■ Work instructions
For each line below that includes the string "this", show the whole line.

■ Data under study
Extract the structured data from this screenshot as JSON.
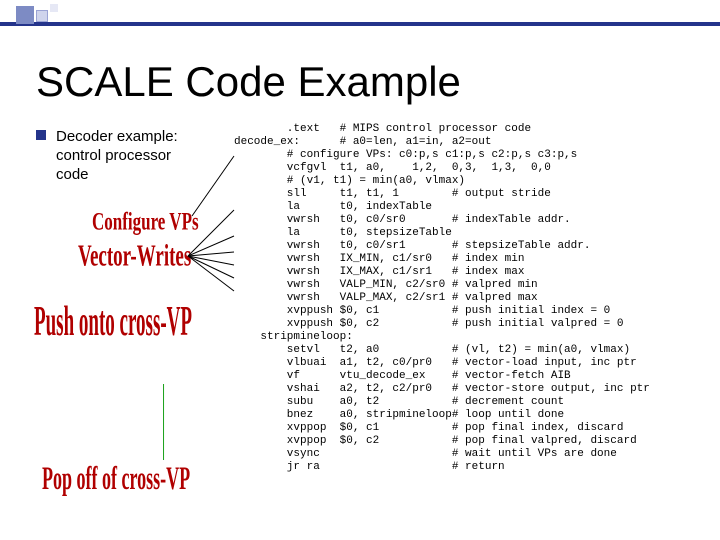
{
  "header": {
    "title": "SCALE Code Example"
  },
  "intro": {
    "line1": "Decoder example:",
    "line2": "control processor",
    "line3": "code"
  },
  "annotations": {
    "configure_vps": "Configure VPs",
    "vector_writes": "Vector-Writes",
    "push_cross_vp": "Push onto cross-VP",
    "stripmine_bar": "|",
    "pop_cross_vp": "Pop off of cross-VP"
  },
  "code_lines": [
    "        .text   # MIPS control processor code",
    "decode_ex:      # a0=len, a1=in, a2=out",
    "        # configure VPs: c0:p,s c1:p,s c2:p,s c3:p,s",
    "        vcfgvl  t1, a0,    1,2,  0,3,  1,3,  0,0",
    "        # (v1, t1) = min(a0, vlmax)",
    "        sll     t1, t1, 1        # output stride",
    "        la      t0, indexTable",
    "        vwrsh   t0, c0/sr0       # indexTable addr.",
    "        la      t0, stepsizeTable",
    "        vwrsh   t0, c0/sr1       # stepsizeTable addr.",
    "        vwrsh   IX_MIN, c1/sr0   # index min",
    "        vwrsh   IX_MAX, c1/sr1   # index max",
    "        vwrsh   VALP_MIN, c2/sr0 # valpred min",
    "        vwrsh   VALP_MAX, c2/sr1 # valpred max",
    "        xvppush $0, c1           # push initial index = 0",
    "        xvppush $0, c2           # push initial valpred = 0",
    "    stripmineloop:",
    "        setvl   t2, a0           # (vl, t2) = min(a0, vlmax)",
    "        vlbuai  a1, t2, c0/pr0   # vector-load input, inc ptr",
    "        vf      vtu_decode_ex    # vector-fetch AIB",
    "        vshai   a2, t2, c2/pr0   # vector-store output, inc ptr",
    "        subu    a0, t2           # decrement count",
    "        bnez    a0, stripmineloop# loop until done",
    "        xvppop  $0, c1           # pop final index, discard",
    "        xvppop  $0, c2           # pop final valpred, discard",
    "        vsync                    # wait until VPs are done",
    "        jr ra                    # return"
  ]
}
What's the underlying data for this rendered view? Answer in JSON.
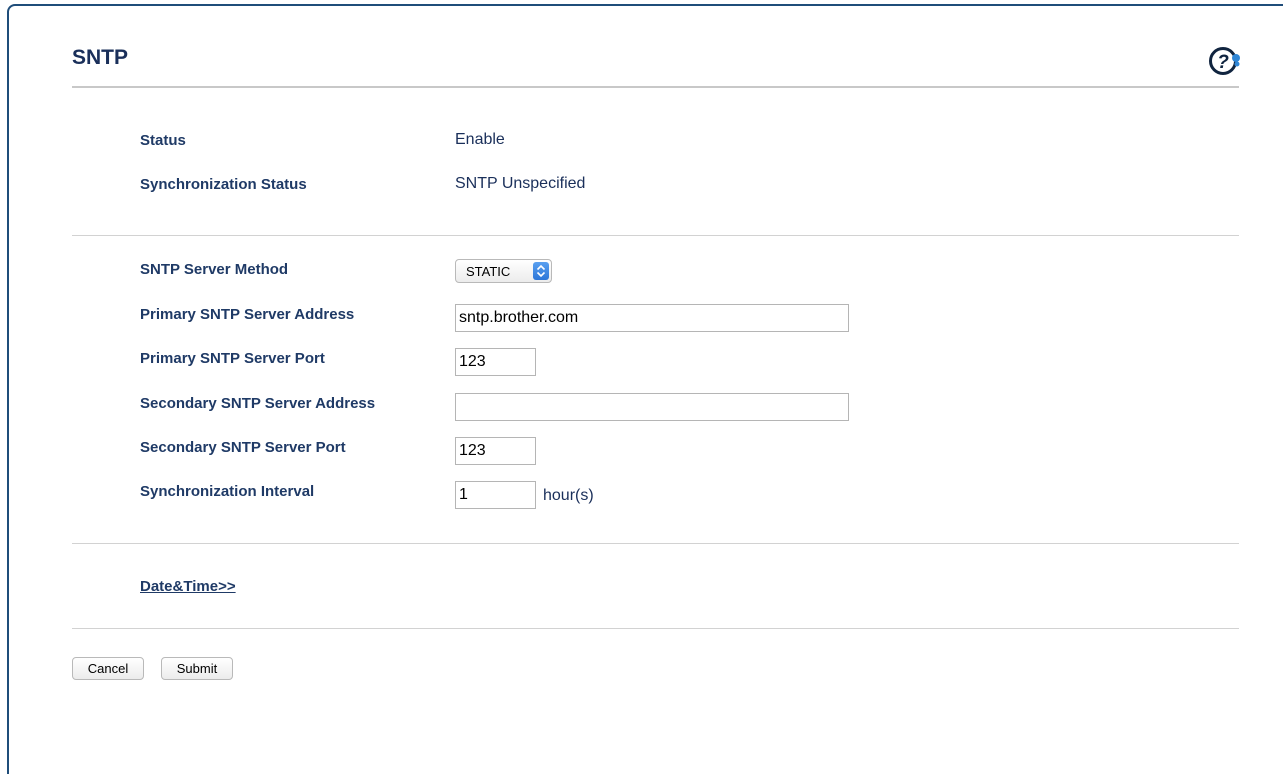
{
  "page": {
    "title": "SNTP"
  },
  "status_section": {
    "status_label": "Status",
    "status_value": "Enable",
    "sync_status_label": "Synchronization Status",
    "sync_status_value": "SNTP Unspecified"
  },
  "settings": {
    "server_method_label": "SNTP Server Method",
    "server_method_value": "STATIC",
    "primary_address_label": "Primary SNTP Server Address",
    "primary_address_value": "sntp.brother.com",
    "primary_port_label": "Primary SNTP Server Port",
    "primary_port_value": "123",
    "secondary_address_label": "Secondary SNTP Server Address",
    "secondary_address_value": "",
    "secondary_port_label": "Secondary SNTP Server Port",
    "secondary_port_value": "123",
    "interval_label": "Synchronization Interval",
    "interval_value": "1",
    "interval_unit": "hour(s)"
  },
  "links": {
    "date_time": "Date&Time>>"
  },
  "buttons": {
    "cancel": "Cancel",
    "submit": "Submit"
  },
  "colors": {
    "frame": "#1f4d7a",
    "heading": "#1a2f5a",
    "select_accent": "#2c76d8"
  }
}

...

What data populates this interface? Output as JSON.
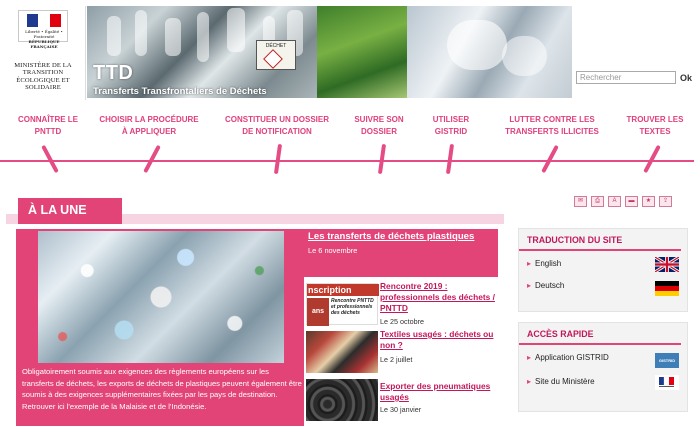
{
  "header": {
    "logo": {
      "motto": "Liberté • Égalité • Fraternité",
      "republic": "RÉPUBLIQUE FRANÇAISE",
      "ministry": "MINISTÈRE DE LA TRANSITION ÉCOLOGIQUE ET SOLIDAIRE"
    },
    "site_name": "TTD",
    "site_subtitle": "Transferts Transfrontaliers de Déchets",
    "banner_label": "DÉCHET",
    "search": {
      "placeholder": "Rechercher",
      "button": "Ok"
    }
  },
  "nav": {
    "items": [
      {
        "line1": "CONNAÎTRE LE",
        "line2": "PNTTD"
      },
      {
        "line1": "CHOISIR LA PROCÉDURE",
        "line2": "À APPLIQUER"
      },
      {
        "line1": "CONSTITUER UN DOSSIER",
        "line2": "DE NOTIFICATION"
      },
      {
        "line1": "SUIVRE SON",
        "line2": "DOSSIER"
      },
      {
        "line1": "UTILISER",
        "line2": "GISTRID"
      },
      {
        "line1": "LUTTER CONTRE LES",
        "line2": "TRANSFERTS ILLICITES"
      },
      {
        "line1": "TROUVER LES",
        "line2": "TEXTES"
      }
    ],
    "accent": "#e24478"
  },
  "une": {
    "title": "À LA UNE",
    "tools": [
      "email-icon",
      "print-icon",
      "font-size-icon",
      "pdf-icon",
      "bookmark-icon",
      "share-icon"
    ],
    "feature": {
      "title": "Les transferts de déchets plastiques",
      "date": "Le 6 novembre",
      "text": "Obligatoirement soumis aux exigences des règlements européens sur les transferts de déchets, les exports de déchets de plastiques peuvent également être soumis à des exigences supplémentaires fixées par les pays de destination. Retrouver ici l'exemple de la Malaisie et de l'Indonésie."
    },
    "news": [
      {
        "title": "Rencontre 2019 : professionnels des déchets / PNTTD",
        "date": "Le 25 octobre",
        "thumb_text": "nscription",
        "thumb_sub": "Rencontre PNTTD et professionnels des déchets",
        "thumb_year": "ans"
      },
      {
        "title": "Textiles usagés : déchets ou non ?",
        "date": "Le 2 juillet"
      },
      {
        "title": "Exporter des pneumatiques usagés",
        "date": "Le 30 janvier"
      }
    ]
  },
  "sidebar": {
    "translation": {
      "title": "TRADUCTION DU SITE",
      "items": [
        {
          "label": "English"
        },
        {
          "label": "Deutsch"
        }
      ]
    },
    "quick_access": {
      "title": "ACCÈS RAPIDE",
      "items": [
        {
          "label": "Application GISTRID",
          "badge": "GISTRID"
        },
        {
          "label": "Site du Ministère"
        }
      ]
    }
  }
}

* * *

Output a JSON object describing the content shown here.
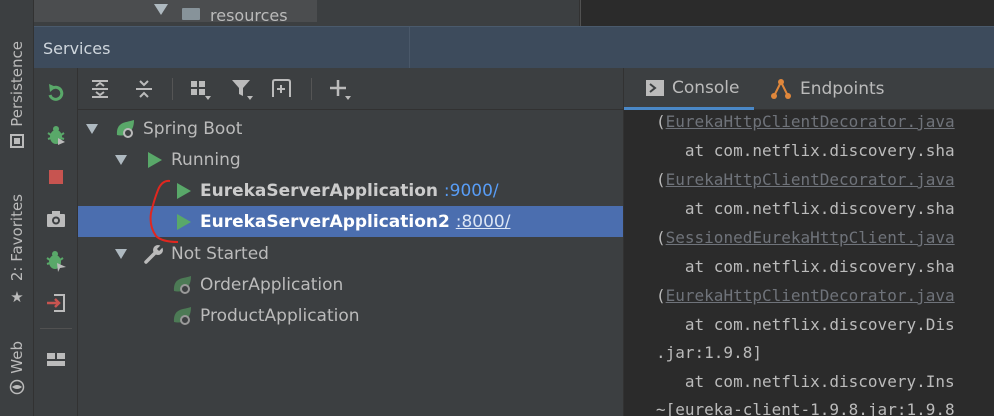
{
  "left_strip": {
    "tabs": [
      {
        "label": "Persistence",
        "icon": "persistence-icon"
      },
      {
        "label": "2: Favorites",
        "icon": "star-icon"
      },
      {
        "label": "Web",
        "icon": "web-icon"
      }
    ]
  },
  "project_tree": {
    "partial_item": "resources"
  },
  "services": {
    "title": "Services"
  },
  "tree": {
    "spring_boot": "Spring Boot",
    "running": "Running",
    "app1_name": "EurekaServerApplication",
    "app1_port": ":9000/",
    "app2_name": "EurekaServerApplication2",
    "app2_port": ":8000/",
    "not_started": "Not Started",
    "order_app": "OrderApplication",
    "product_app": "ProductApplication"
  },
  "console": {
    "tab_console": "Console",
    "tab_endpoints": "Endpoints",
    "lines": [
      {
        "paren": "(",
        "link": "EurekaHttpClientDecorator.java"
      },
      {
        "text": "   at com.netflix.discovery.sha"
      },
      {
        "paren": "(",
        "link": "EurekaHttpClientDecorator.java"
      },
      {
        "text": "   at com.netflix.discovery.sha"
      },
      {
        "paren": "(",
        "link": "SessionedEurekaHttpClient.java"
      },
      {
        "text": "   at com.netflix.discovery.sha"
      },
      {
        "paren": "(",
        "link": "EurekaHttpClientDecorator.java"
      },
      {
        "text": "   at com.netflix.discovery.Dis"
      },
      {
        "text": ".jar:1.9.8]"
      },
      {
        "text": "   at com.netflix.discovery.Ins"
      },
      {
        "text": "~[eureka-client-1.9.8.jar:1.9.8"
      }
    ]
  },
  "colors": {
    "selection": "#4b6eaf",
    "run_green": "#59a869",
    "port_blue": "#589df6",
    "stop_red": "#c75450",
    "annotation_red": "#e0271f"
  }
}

■ Response box
Extract the structured data from this screenshot as JSON.
What's the underlying data for this rendered view? Answer in JSON.
What data populates this interface? Output as JSON.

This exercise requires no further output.